At this stage, we were supposed to be served the Romante ‘Regente’ palo cortado – a gorgeous dry, delicately nutty sherry that our waiter said was a bit of a gamble – he said that we’d either hate it or love it. This was my favourite alcoholic pick for the evening – I wanted to take the entire bottle home, cradle it and slurp it up. This sherry wasn’t actually served with the dish as intended and the sommelier was visibly annoyed by miscalculating the number of dishes we were up to. He insisted we drink this delightful number with compliments of the restaurant. Neither myself nor partner were at all put out by the supposed mistake.
The first meat course of mandarin duck was then brought out to us. Different parts of the duck were used – crisp leg and smoked fillet. This was served with a fois gras ‘cigar’. The smoked fillet was just sublime and the fois gras a little sweet. Good thing cigars really aren’t made of fois gras or I’d be a chronic smoker…
This was coupled with the 2008 Hoddles Creek pinot noir and I had trouble drinking it in a restrained manner. An excellent complement to the dish as it didn’t compete in flavour with the duck but rather augmented it.
Oh the red meat course of wood grilled Rangers Valley short rib. Melt-in-your-mouth beef with the perfect amount of fat marbled through the meat. As I ate this, my mind constantly chanted “savour, Gem, savour, chew slowly“.
At this stage I shall have to admit that I don’t remember as much about the 2007 Domaine Darnaud ‘La Vendeima’ St Joseph shiraz served as I’d like. Up to this point, many of the wines had a very similar mouthfeel – light, thin, crisp (yes, even the pinot). The shiraz was naturally fuller in body.
Now to begin the dessert stages with a edible sculpture of sheep’s milk yoghurt, carrot granita and mandarin. The yoghurt possesses no sour taste and is silky.

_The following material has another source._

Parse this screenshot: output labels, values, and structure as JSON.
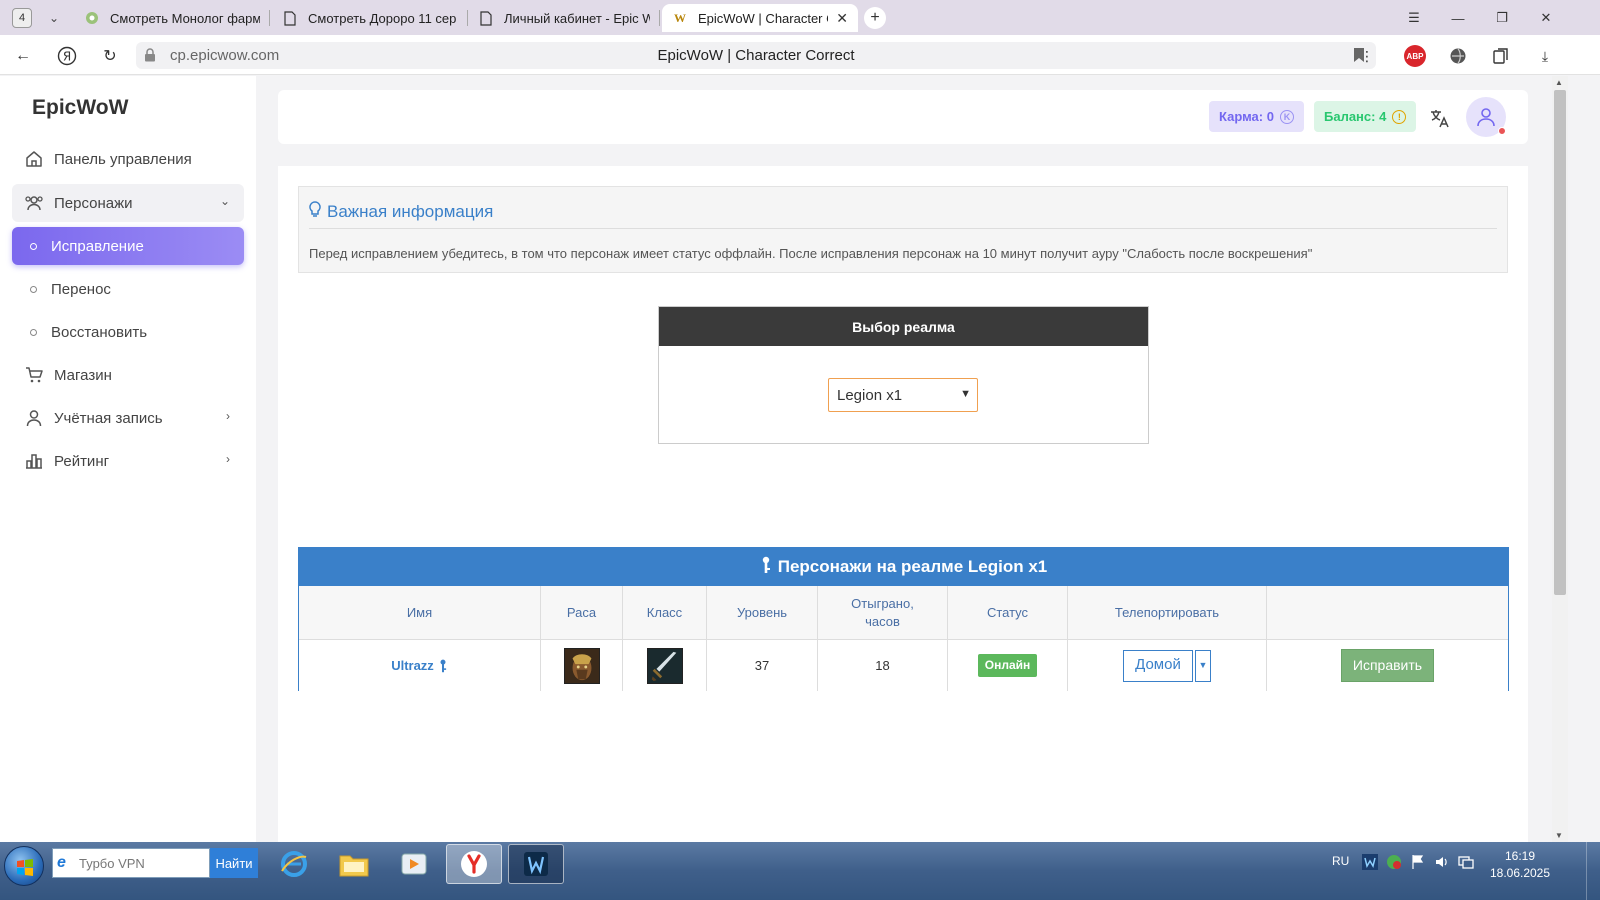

This course on the whole is not too sweet, and that makes it all the more pleasing.
The accompanying wine was the 2008 Pegasus Bay ‘Aria’ riesling which was sweet but not too sticky and ever so slightly syrupy in mouthfeel.
I’d managed to be on my best behaviour this far but when the violet ice cream, chocolate ganache and sour cherry ending to the meal was presented, I scoffed it down pretty quickly. It was bursts of not too sweet, pucker-mouth-sour and tart and creamy goodness. I judge it to be the dish that will unleash your child-like glee.
The closing alcoholic beverage was the Mas Amiel ’10 ans d’age’ – a tawny port-like experience. As to be expected, we were presented with petit fours and I opted to have Earl Grey tea which came in a hefty iron pot.
Upon settling the account, as we left, we were politely asked if we needed a taxi to be called for us. Our sommelier Ben was kind enough to print out a list of our courses and matching wines upon request for us to take home.
Everything about Cutler & Co. speaks refined, polished and yet not one bit intimidating. Your experience starts as soon as you enter the door and I’m awed by how seamless the service is – they really make you feel like you’re the only person they are looking after. Absolutely recommended for special occasions when you want to be fussed over. Weeks after my first time there, I am still gushing in earnest.
edit (16/2/2016): Belinda from OpenTable suggested I add an online link to make bookings to the restaurant which is pretty useful info so I’ll include one. Please note that I do not receive any gratuities for doing this and cling to the naive belief that it might be helpful, honest!